Where a line of the records holds the string "title", copy that line.

=== Section Start ===

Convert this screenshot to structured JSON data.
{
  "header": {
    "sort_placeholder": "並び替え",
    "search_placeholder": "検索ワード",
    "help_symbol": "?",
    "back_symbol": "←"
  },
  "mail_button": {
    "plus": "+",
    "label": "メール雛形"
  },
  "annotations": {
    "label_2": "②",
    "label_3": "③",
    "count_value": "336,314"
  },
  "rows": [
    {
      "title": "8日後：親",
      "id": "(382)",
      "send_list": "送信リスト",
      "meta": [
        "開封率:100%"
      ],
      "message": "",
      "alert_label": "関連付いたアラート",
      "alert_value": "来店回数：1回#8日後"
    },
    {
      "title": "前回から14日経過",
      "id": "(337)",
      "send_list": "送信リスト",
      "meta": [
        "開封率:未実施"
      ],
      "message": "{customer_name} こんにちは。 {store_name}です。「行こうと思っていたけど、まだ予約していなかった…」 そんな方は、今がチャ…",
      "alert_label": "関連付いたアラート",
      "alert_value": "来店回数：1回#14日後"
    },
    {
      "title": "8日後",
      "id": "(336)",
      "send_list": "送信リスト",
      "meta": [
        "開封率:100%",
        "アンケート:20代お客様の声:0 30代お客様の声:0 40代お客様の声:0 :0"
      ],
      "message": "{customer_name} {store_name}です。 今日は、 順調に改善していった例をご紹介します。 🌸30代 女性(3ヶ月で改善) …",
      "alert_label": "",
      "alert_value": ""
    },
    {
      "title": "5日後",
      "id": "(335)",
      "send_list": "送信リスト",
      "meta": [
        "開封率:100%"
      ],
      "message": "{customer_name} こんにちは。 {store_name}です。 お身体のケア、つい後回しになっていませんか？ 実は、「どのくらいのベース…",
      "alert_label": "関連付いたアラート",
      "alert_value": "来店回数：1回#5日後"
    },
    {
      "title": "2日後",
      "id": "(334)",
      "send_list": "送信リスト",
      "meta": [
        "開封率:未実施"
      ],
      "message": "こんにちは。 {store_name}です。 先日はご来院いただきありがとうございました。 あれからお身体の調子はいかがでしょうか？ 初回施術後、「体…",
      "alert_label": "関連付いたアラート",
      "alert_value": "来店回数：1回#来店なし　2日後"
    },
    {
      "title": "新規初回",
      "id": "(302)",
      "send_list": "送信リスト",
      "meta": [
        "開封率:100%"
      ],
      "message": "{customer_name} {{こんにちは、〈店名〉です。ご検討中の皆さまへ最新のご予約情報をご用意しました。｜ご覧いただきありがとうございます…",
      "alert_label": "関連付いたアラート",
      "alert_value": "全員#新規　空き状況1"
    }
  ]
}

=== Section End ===

Your solution:
      "title": "8日後：親",
      "title": "前回から14日経過",
      "title": "8日後",
      "title": "5日後",
      "title": "2日後",
      "title": "新規初回",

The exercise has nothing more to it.